If you've been following me on Google+ or Twitter, you've likely noticed that I'm a big dinosaur nut. But my dinosaur fandom is totally disproportional to the amount of dinosaur toys I own. I'm such a stickler for scientific accuracy that I usually can't bring myself to buy a Jurassic Park toy or the supposed "museum quality" PVC dinosaurs you see in those "learning" toy stores. But on a recent voyage to Dinosaur Land, this Tyrannosaur caught my eye in the gift shop. It's made by Papo, a French company that specializes in PVC figures. Let's see how their Tyrannosaurus Rex turned out.
As a side note, I used to be a big hater of the term "T-Rex". It really seemed to catch on after Jurassic Park but to me, it symbolized the movie's cavalier attitude towards scientific accuracy that tried to maximize the marketing potential of dinosaurs by transforming them into simplistic, cliched movie monsters. I've since cooled off on the whole T-Rex thing, and I now accept it as a name that children use to familiarize themselves with the dinosaur. Once a particular dinosaur nomenclature spreads throughout pop culture, it's sometimes better to allow it to help expand popular interest in dinosaurs rather than fight it for the sake of a technicality. The whole Brontosaurus/Apatosaurus debacle comes to mind as an example of how messing with a widely-accepted name in favor of scientific accuracy can be bad for dinosaur "public relations". However, it still irks me when people refer to dromeosaurs as "raptors". I can only take so much.
Anyway... let's take a look at this Papo "T-Rex"! ;)
Price: $28 at Dinosaur Land
This Tyrannosaurus Rex stopped me dead in my tracks in the store. Finally, a dinosaur toy that meets my expectations for realism!
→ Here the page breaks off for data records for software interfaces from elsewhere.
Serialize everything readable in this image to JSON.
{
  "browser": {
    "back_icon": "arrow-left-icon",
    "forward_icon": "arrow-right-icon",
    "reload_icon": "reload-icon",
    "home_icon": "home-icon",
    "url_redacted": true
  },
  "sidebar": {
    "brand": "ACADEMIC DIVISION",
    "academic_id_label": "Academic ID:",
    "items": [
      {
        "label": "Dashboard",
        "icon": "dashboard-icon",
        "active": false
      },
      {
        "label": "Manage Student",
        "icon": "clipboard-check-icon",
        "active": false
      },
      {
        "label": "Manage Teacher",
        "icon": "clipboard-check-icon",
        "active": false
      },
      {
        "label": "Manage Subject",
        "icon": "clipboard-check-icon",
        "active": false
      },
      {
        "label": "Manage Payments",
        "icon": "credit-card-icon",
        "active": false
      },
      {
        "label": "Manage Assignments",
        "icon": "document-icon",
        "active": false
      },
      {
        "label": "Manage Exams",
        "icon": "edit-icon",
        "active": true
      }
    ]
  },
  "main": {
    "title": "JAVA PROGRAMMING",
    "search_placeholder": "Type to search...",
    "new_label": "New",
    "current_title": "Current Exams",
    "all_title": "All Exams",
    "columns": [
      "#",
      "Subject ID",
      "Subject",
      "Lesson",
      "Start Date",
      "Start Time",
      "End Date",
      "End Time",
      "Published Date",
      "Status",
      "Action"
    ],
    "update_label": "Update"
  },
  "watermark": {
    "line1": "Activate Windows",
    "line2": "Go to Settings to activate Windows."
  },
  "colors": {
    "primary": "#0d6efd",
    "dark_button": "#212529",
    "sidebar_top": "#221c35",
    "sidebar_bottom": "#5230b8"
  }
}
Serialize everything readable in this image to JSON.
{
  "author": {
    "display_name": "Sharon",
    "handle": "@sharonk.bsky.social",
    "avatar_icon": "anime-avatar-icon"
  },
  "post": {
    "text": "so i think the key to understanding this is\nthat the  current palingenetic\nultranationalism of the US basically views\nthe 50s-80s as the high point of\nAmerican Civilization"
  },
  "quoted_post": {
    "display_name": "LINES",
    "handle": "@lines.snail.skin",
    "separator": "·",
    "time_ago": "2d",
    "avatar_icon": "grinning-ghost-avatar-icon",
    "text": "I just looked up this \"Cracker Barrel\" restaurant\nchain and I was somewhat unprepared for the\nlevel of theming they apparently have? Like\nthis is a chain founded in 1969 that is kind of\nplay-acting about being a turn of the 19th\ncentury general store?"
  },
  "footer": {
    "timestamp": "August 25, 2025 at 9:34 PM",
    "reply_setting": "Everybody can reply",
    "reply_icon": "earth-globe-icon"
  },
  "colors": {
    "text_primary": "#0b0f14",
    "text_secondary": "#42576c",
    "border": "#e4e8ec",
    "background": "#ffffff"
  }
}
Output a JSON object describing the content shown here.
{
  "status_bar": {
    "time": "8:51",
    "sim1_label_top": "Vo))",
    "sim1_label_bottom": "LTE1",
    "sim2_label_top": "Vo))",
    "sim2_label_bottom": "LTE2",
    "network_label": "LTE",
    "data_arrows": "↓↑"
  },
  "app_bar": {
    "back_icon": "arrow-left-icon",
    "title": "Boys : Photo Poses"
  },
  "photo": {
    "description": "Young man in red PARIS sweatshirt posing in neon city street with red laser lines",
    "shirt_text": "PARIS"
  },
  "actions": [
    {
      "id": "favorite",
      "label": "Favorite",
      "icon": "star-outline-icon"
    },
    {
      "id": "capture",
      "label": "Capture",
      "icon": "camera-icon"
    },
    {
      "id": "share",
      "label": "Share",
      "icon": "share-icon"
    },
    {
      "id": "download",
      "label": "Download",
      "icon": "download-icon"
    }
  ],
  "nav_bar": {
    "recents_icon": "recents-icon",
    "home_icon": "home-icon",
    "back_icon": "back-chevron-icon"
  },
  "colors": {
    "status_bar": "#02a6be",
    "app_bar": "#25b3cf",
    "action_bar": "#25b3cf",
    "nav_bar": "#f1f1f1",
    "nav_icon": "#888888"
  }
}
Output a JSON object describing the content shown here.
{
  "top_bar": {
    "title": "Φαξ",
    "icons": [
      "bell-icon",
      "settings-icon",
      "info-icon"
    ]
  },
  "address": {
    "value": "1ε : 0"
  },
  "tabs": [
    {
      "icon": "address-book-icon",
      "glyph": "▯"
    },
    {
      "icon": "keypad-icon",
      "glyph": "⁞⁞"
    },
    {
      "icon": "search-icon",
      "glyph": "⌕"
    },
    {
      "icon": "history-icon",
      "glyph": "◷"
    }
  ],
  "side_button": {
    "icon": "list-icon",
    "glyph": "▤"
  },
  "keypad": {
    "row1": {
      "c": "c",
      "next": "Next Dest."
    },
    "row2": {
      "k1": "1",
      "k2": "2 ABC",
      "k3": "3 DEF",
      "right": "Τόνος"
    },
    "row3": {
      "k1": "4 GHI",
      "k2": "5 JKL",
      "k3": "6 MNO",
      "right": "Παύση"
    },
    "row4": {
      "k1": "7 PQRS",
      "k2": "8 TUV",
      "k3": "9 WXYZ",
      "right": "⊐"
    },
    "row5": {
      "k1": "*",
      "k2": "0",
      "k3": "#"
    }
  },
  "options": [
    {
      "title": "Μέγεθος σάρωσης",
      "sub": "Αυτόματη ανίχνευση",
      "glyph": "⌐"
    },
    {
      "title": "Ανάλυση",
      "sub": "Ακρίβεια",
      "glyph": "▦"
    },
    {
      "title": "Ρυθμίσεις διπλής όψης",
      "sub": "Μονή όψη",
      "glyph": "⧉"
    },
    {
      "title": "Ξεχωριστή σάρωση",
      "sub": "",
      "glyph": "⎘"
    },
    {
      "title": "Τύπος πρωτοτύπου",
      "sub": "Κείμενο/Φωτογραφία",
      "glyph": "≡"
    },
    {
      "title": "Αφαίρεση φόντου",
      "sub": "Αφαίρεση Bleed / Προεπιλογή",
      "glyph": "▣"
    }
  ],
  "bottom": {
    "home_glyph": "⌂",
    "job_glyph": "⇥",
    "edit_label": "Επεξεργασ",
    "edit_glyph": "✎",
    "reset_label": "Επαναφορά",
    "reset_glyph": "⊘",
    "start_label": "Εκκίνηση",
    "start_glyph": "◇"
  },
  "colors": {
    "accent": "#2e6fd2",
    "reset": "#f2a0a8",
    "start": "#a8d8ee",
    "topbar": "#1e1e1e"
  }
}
The sculpt is stunning, with an incredible array of skin textures that make the figure look like it's coming to life. The gesture is great... it's like the Tyrannosaur is turning abruptly to strike at prey that has foolishly wandered too close. Theropod toys are notoriously difficult to stand, as the horizontally-oriented tail can cause the figure to topple over if it's not perfectly balanced. This figure solves that problem by having the tail touch the ground so that it supports the figure. It's not what I would call a scientifically accurate stance (especially since the tail wasn't that flexible), but given the potential difficulties of the horizontally-oriented tail, I can live with it.
The paint apps are also incredible, with a series of washes and sprays of different hues of green and tan that perfectly highlight the texture of the skin. Even the tongue looks great. The paint apps are also precise where they need to be, especially in the eyes and teeth where bleeding paint would be particularly disastrous. It all comes together into the best looking dinosaur toy I've ever seen.
You can tell that no detail was spared because they actually sculpted a cloaca on the underside. Now that's a commitment to realism.
This score is a little deceptive. Although this dude only has jaw articulation, it's still much better than the no articulation of most PVC dinosaurs. Compared to other PVC dinos, this Tyrannosaur is hyper-articulated. Honestly, I wouldn't want any points of articulation screwing up the gorgeous sculpt anyway.
This is the first dinosaur PVC I've seen that I would truly consider to be of "museum quality", but you'll have to fork over a bit more because of that. You can get him for cheaper on Amazon, but after you pay for shipping, it pretty much equals out.
Sure, some recently discovered theropods like Giganotosaurus have challenged it for the title of baddest prehistoric predator, but the Tyrannosaurus Rex is the classic dinosaur that I grew up with. (Even though this is a totally different depiction than the sluggish, upright tail-dragger from my childhood.) Most PVC dinosaurs, like the Safari or Carnegie collections, don't catch my interest because they're not nearly as cool as they need to be. Coolness for a PVC dinosaur is in its realism, and considering this Tyrannosaur is about as realistic as a toy can get, it's also about as cool as a dinosaur toy can get.
A PVC dinosaur stands by its looks alone, and this Tyrannosaurus Rex looks incredible. Sometimes, when I see it unexpectedly out of the corner of my eye, I have to do a double-take because it looks so real that I think a freaky lizard has crawled up on my desk. Dinosaur enthusiasts will enjoy just staring at the figure on the shelf, but those looking for a hyper-articulated action figure will have to look elsewhere. Maybe the Revoltech Lost World T-Rex will catch your fancy, although the Papo T-Rex seems to have a more realistic sculpt that's not marred by points of articulation.
Judging by the date stamp, this figure was made all the way back in 2005! It's strange that such an awesome dinosaur toy line has eluded me for 6 years. I have a lot of catching up to do.